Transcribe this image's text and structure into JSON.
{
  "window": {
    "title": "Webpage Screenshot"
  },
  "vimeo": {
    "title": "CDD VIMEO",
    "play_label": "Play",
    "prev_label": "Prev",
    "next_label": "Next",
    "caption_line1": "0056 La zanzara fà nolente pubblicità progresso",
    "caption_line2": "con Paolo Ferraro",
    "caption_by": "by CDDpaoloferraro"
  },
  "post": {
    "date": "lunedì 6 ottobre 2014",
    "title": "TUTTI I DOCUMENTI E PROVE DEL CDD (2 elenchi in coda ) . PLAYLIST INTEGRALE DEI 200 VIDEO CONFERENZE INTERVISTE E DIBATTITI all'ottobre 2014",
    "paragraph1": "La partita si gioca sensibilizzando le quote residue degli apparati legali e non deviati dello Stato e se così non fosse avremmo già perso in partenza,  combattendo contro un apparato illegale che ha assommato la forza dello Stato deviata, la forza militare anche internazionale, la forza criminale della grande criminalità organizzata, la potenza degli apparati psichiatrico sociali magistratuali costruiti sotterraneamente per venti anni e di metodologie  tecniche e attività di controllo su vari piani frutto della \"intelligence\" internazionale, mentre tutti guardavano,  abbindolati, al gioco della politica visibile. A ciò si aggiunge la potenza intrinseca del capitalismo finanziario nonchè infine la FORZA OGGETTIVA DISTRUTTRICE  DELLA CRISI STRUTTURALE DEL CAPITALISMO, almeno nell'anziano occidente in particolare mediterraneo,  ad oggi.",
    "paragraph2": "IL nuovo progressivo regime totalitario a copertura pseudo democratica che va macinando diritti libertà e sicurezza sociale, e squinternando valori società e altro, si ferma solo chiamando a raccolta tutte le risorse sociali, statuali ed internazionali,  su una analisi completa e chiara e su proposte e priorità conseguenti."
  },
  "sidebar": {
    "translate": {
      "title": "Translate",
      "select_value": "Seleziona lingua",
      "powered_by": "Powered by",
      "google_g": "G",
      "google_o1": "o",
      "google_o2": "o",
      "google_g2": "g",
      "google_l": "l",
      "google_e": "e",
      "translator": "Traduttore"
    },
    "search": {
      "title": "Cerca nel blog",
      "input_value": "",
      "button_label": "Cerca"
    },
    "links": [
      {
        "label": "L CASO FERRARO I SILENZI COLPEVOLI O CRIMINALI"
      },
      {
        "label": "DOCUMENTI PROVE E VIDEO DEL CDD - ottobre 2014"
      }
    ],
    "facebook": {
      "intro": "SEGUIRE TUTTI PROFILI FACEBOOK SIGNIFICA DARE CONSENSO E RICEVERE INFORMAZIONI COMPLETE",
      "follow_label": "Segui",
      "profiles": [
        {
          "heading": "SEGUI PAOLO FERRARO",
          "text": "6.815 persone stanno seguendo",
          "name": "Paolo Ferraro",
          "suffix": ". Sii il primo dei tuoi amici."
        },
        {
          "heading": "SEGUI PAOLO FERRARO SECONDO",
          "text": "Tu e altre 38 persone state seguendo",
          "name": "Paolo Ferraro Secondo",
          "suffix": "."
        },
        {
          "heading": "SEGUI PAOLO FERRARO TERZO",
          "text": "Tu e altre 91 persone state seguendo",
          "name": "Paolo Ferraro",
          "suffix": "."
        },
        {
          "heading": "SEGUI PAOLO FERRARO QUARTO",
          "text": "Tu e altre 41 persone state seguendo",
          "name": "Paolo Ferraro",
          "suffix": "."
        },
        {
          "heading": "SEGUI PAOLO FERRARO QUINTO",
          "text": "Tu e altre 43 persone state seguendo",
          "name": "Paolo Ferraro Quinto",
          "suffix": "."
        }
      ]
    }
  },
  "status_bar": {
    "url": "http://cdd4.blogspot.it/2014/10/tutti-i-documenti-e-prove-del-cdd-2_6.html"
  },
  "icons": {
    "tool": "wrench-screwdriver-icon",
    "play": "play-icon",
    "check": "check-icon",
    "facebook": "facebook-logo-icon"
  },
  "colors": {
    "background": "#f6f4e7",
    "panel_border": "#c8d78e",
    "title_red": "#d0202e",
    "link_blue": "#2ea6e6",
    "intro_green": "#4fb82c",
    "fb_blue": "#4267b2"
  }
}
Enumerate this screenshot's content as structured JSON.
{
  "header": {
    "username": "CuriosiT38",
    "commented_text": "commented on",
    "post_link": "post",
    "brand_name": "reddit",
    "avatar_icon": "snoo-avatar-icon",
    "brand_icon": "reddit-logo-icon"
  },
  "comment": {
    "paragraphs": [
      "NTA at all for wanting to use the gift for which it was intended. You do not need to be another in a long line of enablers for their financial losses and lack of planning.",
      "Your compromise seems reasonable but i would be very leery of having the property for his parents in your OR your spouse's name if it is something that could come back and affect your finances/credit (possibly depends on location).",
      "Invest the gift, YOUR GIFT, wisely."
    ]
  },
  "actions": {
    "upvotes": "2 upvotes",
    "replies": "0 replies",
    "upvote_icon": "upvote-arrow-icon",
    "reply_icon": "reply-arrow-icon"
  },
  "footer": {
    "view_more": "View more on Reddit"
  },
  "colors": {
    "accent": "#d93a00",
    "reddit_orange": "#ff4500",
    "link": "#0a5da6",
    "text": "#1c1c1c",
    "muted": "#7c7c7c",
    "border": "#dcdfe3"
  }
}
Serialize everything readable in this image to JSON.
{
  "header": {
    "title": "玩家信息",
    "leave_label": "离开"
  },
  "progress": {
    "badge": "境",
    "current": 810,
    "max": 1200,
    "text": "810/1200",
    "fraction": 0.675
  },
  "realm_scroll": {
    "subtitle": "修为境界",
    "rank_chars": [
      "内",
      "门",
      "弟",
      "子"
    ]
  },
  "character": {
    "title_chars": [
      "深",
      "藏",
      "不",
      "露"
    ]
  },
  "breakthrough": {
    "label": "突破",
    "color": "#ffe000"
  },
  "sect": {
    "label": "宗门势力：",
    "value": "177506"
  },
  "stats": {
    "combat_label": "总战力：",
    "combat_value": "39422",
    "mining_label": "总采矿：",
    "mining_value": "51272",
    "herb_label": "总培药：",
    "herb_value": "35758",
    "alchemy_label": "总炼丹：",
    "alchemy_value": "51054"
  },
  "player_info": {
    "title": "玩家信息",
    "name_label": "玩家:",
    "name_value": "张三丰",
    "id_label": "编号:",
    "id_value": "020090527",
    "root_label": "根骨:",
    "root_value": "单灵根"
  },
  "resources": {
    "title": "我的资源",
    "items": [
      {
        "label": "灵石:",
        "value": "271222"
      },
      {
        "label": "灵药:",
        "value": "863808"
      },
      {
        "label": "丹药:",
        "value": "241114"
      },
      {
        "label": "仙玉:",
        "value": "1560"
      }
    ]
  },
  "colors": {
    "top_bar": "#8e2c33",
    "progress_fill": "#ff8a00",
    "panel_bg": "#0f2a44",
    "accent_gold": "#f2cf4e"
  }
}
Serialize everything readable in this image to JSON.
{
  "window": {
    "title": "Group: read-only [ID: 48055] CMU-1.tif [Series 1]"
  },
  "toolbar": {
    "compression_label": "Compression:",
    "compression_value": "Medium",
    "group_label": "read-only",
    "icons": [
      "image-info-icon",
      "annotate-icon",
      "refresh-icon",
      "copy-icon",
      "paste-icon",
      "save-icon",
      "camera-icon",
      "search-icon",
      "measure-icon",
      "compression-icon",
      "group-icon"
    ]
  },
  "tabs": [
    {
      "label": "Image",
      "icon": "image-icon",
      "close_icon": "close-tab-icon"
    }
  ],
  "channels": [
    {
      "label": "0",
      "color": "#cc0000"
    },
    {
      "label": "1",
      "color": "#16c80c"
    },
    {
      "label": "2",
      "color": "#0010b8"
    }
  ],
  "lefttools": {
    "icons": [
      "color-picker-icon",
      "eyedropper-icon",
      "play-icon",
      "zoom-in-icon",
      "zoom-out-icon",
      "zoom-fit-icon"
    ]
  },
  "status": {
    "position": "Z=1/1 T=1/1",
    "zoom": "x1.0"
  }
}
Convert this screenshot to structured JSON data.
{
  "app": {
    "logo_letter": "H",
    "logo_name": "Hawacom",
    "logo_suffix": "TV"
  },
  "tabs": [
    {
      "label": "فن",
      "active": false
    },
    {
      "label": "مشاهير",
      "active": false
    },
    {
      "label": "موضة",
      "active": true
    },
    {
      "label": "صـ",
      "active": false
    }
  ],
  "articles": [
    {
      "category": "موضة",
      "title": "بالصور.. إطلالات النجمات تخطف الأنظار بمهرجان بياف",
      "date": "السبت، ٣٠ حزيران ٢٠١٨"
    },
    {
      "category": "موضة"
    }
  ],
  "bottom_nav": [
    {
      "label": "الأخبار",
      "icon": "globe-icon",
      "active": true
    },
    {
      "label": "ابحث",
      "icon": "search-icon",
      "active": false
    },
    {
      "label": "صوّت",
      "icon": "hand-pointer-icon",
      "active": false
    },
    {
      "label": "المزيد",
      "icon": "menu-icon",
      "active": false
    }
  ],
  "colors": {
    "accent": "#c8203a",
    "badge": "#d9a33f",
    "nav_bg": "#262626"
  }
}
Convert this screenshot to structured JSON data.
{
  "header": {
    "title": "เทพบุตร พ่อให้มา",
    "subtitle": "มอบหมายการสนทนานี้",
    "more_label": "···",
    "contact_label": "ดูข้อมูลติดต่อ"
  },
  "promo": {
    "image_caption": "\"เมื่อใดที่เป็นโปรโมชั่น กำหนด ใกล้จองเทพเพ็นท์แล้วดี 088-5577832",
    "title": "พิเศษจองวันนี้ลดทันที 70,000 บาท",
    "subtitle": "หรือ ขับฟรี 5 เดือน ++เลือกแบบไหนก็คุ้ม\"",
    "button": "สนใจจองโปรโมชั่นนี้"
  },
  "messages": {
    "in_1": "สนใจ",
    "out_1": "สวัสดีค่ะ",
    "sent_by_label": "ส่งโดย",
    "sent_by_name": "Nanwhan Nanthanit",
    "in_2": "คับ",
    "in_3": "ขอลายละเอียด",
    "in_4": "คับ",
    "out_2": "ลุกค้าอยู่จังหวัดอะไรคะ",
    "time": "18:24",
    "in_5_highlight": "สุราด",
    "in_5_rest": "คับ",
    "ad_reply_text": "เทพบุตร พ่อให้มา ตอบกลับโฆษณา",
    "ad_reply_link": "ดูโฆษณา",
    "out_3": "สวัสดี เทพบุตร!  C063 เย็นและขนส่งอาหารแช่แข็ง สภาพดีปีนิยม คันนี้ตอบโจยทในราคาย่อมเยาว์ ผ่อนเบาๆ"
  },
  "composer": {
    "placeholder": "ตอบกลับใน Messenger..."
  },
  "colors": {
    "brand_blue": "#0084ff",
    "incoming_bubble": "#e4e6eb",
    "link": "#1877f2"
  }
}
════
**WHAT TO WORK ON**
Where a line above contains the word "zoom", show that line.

**FINAL ANSWER**
      "zoom-in-icon",
      "zoom-out-icon",
      "zoom-fit-icon"
    "zoom": "x1.0"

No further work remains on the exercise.